Using the records below, copy every line that holds the string "Избранное".

--- Study material ---

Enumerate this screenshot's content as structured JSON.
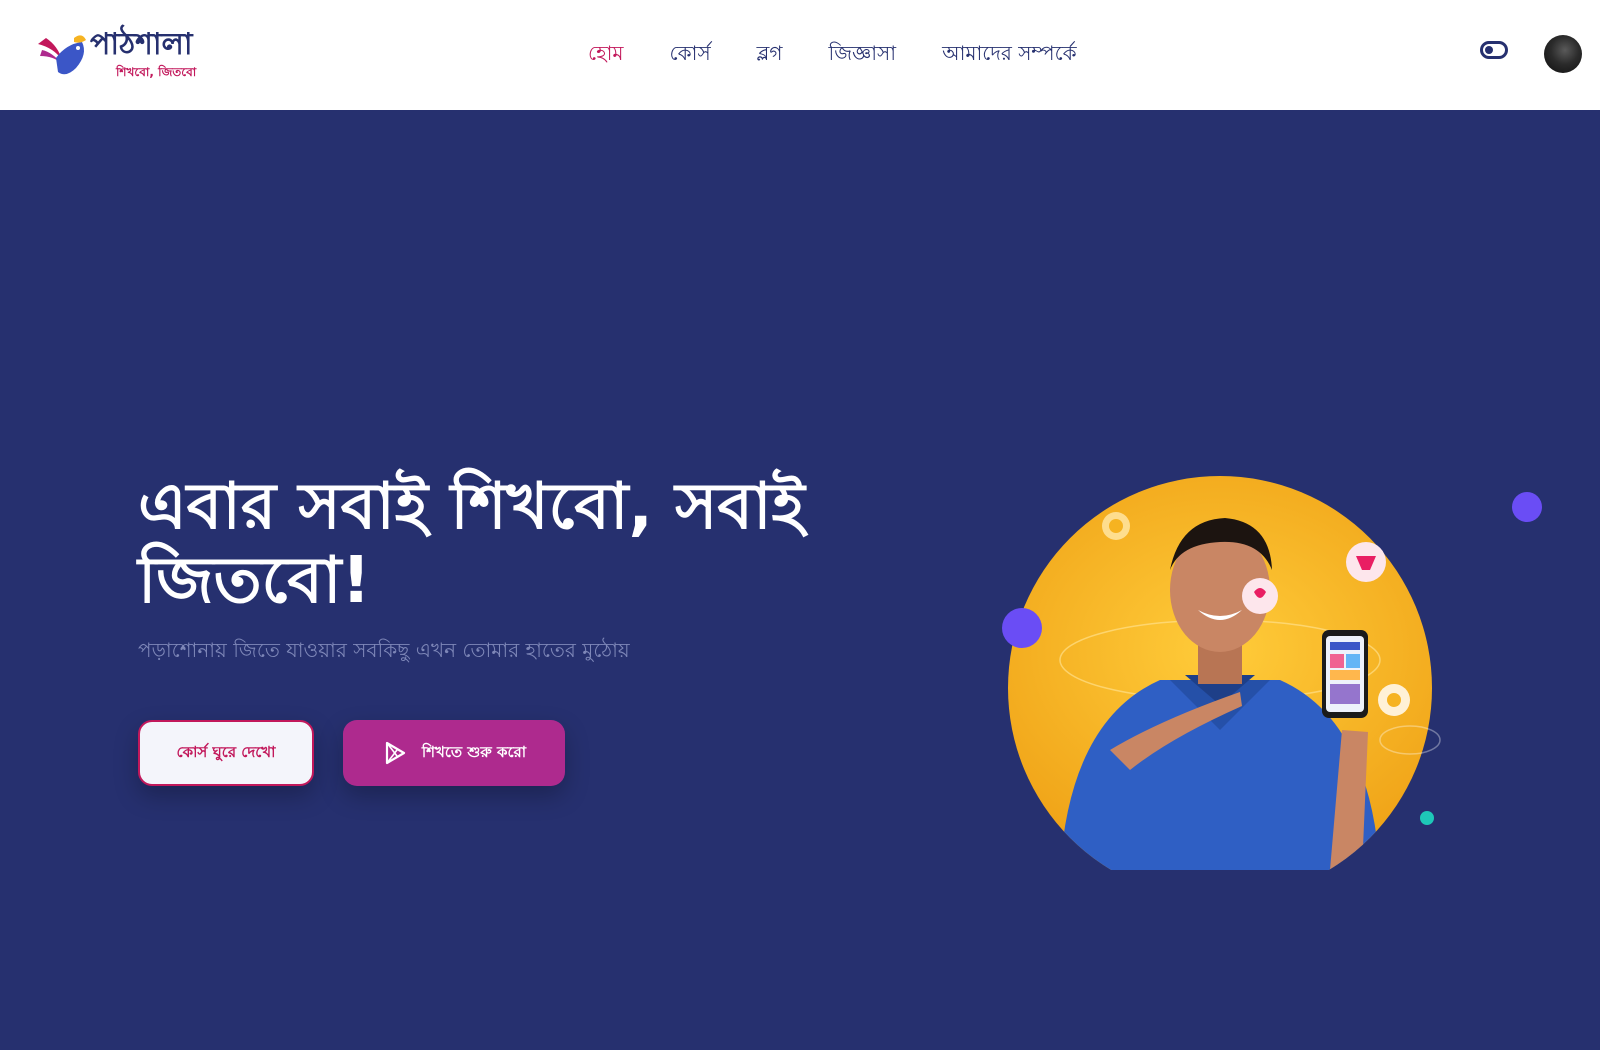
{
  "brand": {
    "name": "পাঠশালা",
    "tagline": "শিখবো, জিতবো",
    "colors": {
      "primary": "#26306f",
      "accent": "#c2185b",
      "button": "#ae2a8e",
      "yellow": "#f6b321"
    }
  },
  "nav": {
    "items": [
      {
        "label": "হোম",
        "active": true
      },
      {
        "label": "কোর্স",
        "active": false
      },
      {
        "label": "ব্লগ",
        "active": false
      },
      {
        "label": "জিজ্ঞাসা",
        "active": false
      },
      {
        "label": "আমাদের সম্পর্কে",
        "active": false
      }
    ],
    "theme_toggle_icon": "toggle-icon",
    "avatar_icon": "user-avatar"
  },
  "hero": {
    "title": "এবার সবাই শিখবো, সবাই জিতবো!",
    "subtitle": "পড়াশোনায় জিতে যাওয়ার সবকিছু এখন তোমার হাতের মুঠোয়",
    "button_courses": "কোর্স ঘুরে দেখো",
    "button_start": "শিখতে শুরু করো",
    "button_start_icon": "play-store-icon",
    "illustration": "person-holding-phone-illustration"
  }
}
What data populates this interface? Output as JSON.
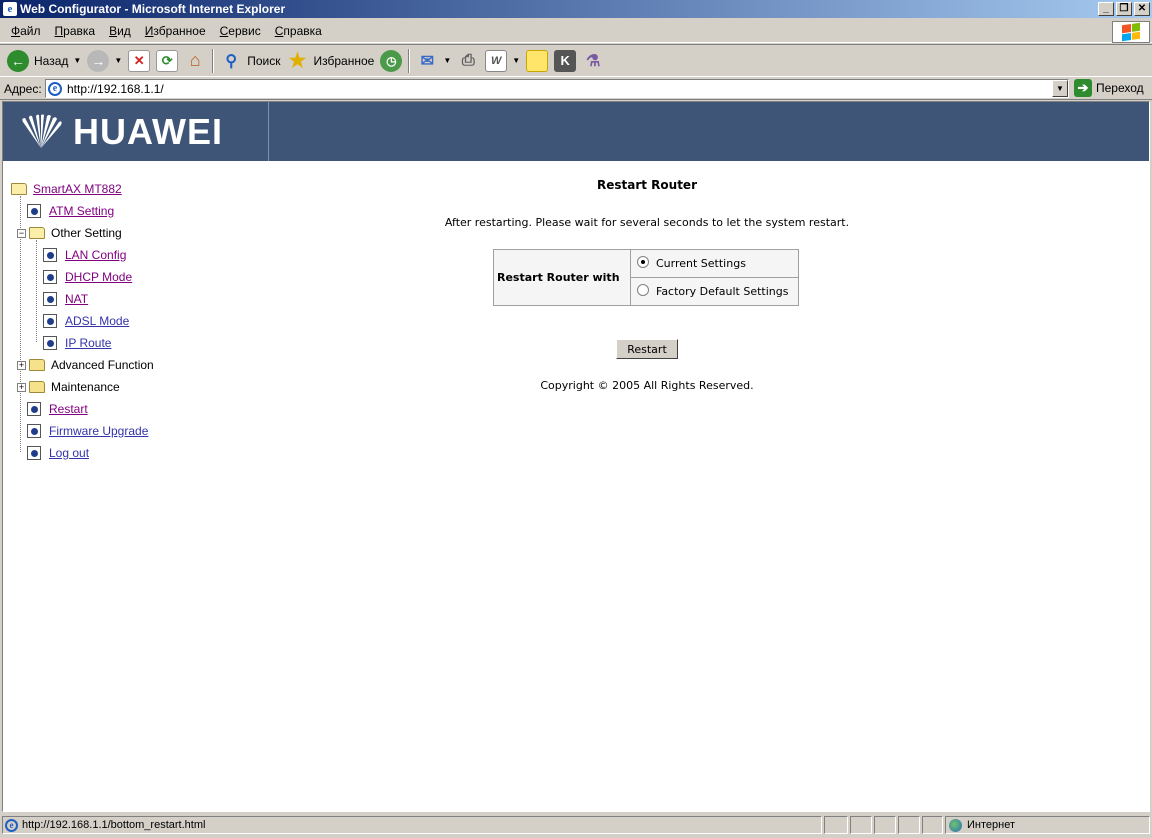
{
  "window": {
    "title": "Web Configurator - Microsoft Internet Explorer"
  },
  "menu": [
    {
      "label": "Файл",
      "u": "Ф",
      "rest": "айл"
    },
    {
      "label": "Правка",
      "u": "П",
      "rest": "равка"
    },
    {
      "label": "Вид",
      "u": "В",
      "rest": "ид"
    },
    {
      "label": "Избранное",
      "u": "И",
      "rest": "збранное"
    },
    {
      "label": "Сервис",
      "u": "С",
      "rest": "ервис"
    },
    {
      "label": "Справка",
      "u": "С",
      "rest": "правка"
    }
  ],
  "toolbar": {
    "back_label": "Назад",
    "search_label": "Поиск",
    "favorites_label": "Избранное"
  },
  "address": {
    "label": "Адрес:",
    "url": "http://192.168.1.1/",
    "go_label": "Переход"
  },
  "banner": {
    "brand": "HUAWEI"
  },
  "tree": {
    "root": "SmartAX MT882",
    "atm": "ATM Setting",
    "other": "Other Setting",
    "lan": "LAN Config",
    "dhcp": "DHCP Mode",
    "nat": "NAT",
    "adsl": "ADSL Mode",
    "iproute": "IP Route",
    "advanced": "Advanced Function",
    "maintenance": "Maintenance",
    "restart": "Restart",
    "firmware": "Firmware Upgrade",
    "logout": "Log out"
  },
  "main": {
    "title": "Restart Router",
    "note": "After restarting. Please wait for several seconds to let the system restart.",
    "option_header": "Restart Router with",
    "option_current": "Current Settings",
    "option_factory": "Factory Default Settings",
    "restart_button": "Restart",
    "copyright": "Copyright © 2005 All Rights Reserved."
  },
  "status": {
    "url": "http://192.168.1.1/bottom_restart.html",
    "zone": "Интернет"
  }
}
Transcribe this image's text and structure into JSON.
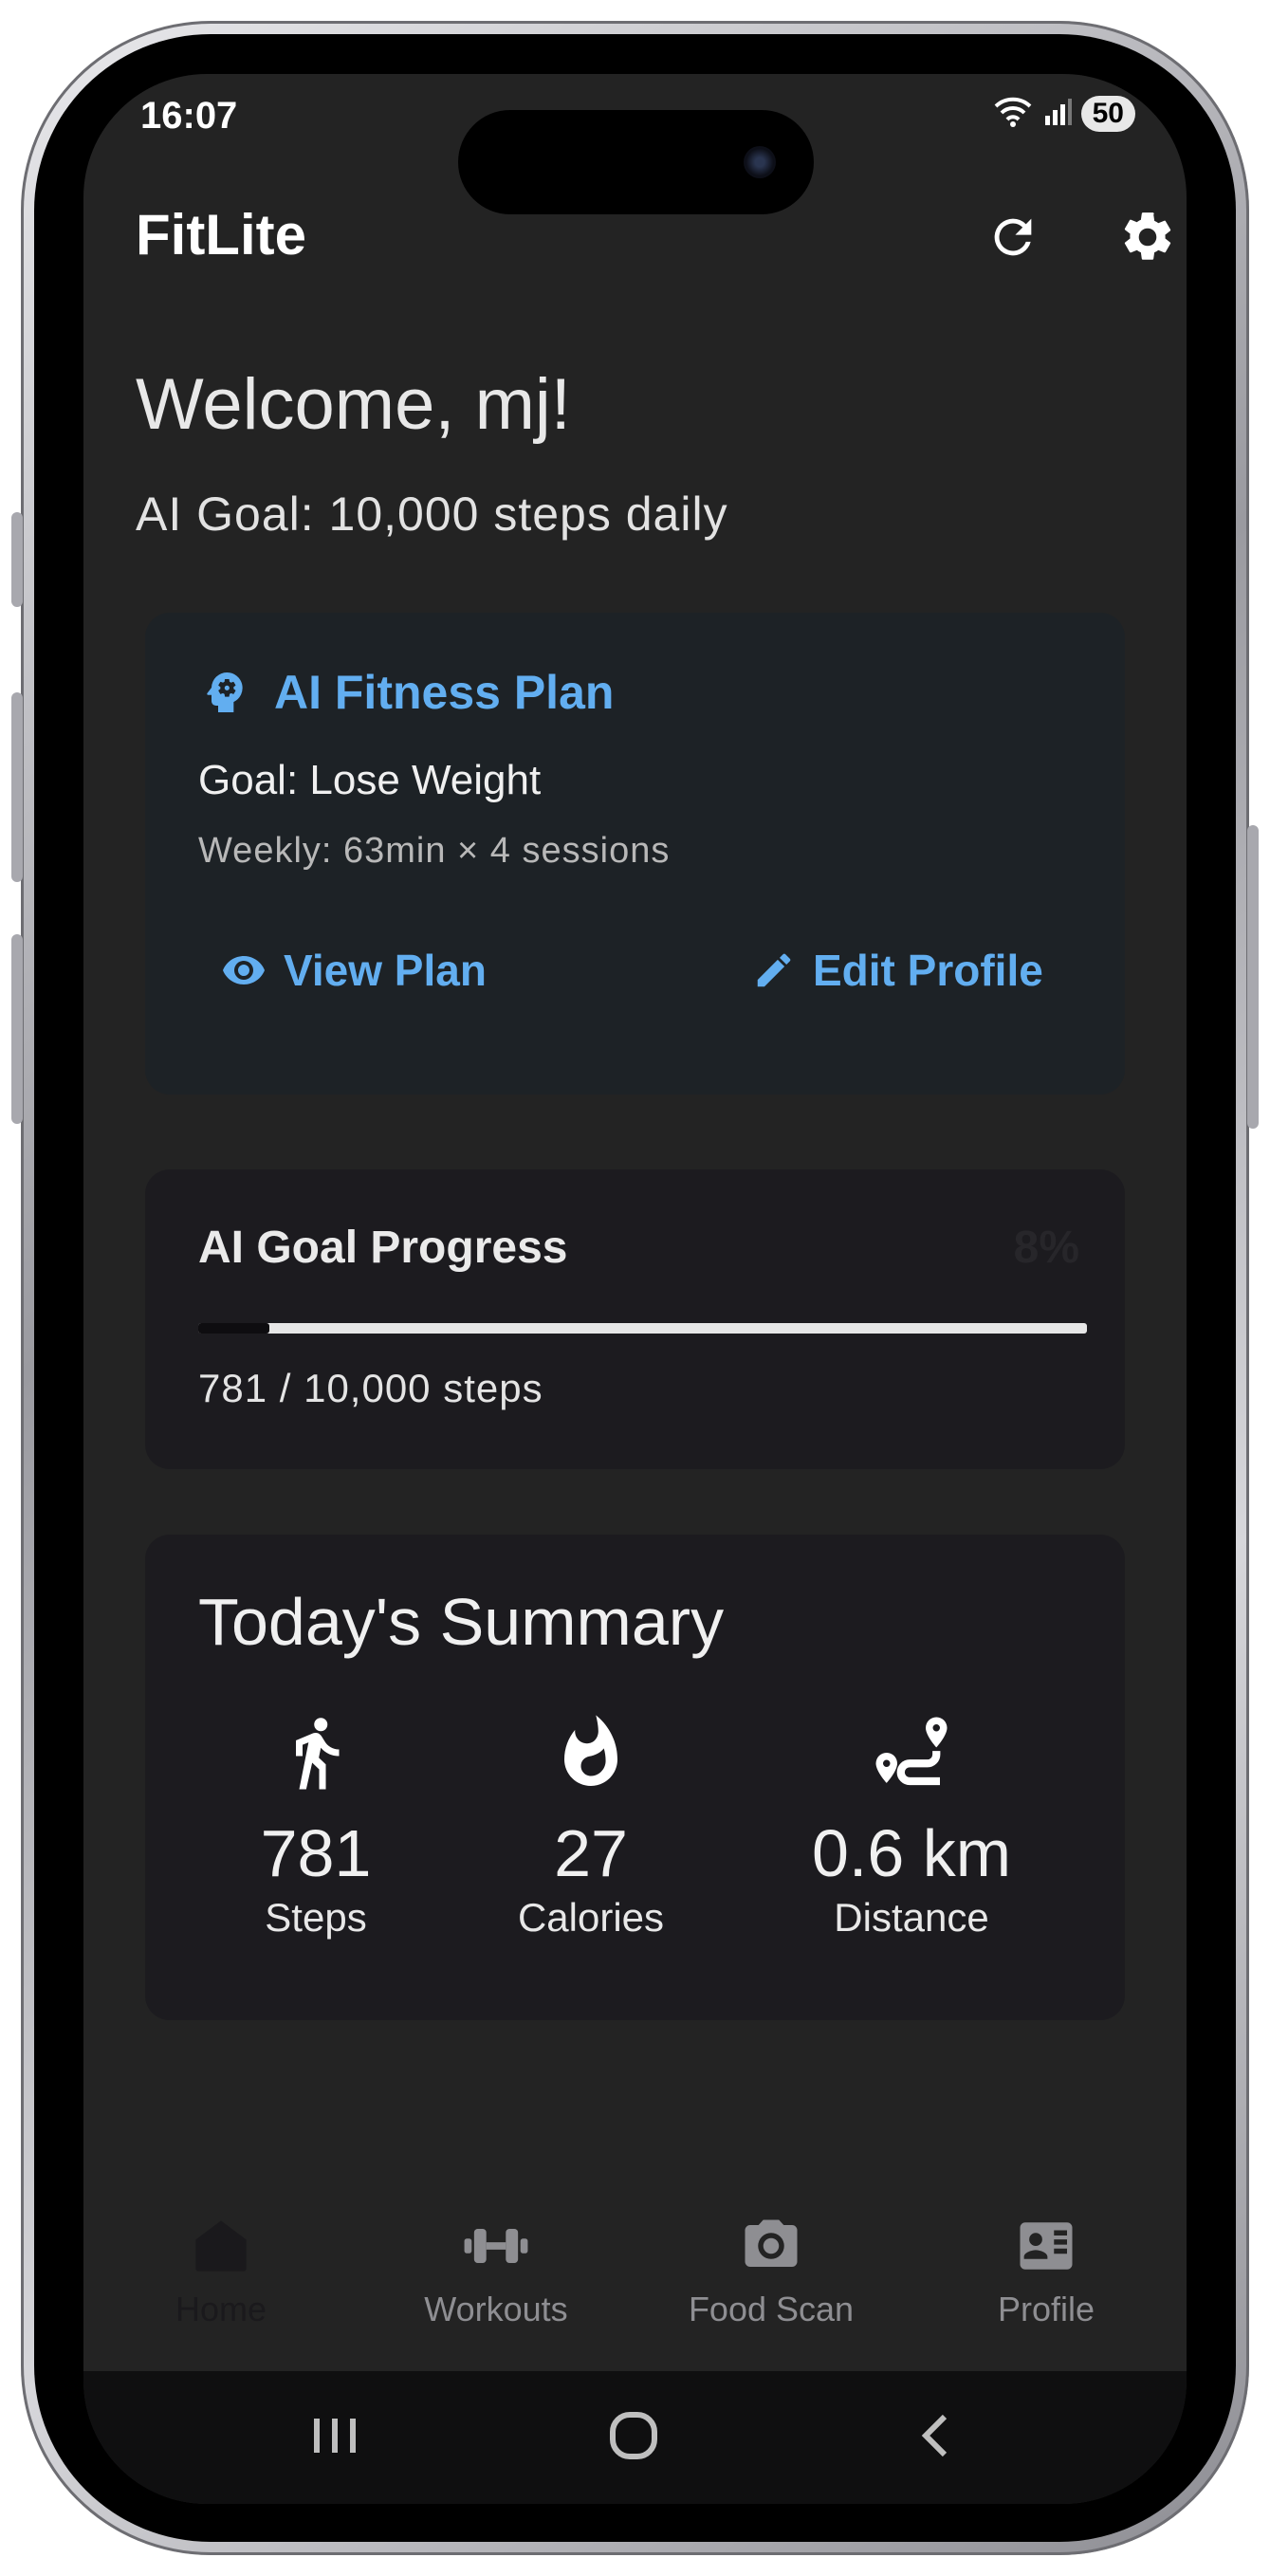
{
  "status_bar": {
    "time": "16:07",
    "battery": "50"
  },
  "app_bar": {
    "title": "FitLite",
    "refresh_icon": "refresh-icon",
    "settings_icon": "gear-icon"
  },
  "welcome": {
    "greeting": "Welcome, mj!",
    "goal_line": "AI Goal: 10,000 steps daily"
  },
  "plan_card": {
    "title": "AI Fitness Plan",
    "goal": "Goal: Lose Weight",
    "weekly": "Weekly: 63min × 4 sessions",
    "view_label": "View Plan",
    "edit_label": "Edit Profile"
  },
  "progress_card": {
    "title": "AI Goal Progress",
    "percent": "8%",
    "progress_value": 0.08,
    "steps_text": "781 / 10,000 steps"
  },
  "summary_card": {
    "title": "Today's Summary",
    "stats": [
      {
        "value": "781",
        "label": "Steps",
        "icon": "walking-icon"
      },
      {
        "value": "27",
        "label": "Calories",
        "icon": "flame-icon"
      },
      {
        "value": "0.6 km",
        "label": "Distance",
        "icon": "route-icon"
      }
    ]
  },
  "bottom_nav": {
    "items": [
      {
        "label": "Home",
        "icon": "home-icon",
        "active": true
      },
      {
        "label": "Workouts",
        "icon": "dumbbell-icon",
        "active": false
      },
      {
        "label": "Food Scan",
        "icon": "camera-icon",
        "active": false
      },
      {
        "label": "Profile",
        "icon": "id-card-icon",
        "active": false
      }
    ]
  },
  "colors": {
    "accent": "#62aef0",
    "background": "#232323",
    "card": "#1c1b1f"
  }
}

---

_Output_.
      "label": "Избранное",
    "favorites_label": "Избранное"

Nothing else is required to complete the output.